Crashing out of the European Union without a deal will be catastrophic, says the head of the Association of British Pharmaceutical Industry (ABPI) Mike Thompson. However, the pharmaceutical industry is stockpiling medicines in preparation, he confirmed.
As the UK braces itself for an unprecedented and potentially calamitous exit from the European Union (EU) on March 29th, firms including Pfizer, Merck & Co, and Sanofi, as well as UK-headquartered GlaxoSmithKline and AstraZeneca, have reportedly been stockpiling medicines.
This was confirmed today by Mike Thompson, chief executive of the ABPI. Speaking on UK-based radio station LBC, he said every member of the group has been stockpiling drugs in case of the UK exiting the single market without an agreement in place.
“Patients can be reassured that we are doing everything in our power to make sure we can get our medicines to them, even though this is the biggest logistical challenge that we are facing,” he said. “When parliamentarians come to think about the options ahead of them, no deal is something they should avoid at all costs.”
The only deal currently on the table is a deeply unpopular option proposed by Prime Minister Teresa May. Members of Parliament (MPs) are set to vote on the deal next week. If it is rejected, it will leave the UK in unchartered territory, making a no-deal Brexit increasingly likely.
Remaining impartial politically, Thompson said the industry is as prepared as it can be but undoubtedly things will go wrong.
“There are over 12,000 medicines which are licensed to be used in the UK, that’s a massive challenge for us. On average there are normally about 50 medicines which have some shortage problem, so we’re used to managing shortages, but clearly when we’re talking about the challenge here there will be unexpected issues we have to deal with.”
According to Thompson, the UK is the third largest biopharmaceutical cluster for research and development outside the east and west coasts of the United States.
“That’s why Prime Minister May has made a proposal that we should stay really closely involved in Europe and they should stay close to us, because this is where the research is being done. The challenges we are facing from US and China, it is better for Europe to stay together to be an effective industrial powerbase.
MP’s ‘breathtaking arrogance’
Also appearing on the program, Jacob Rees-Mogg, Conservative member of Parliament (MP), dismissed Thompson’s comments as part of ‘Project Fear,’ a term used by Brexiters intended to brush off the serious and negative social and economic implications of Brexit.
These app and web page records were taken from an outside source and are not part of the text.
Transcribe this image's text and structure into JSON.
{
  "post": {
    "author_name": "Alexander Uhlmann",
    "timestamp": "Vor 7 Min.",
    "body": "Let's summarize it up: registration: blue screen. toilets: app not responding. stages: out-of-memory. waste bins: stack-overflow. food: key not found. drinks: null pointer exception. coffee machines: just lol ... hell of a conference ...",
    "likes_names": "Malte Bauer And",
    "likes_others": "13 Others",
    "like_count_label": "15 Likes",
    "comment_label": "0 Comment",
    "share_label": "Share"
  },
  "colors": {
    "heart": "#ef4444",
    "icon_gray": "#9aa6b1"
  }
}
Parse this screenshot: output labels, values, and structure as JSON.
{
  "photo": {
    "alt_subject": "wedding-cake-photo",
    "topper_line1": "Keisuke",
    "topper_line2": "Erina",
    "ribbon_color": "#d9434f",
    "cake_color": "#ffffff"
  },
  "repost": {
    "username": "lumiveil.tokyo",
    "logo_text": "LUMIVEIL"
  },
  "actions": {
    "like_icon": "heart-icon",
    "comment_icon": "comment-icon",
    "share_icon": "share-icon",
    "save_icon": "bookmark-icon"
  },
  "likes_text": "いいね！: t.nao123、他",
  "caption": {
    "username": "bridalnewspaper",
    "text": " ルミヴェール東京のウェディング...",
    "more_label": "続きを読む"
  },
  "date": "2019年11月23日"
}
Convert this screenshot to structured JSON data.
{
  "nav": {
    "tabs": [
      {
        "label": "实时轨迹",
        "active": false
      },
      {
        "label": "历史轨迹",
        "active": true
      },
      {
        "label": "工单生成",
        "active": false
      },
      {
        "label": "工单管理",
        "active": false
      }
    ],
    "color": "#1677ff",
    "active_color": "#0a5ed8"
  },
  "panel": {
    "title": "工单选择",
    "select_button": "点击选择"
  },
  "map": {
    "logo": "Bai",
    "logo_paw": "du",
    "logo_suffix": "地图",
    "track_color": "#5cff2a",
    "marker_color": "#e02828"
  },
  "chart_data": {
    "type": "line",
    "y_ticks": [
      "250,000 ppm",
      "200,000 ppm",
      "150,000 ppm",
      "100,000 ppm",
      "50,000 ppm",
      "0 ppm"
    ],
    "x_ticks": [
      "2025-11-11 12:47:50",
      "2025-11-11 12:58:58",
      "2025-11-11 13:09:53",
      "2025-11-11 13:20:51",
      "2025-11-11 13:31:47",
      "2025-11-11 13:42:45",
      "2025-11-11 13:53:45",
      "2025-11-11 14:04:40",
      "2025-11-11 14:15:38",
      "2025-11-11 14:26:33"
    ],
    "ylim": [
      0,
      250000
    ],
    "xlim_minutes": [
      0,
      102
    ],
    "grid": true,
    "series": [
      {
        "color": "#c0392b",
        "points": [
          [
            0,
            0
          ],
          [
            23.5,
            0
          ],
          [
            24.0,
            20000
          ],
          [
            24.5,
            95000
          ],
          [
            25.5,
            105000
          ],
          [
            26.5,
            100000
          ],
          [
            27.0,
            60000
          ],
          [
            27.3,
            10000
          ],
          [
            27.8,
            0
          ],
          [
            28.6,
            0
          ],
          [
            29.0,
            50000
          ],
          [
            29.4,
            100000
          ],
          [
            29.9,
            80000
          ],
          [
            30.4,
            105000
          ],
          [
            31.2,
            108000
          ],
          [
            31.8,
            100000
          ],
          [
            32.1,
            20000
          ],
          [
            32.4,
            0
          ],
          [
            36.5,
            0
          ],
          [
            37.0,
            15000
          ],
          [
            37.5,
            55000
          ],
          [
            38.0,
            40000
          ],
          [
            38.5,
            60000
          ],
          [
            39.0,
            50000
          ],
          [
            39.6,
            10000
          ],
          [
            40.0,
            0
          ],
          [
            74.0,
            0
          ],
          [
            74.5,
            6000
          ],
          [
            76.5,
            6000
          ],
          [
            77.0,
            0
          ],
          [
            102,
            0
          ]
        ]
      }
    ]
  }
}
Rees-Mogg, who is also chairman of the mysteriously funded European Research Group (ERG) that has actively lobbied for the UK’s withdrawal from the EU, told listeners the prospect drug shortages in a no-deal Brexit would be unlikely as both licensing and logistics will be “under our own control,” and that “this is not particularly complicated.”
However, one caller described Rees-Mogg’s unverified belief as “breathtaking arrogance, considering someone like Mike Thompson has worked in the industry for 30 years.”
The caller, who claimed to have worked for the pharma industry for over 10 years, including at GSK, continued to inform the pro-Brexit MP about the negatives of leaving the EU from the pharma industry’s perspective.
“If a pharmaceutical company wants to register a new product, they do that in the EMA [European Medicines Agency]. If we leave, they will have to go for a second additional registration with our body, the MHRA [Medicines & Healthcare products Regulatory Agency]. That is a fact.
“That is going to eat into the profit margins of pharmaceutical companies and put off smaller innovative medicines from being applied for. And it will delay new medicines, that is a fact.”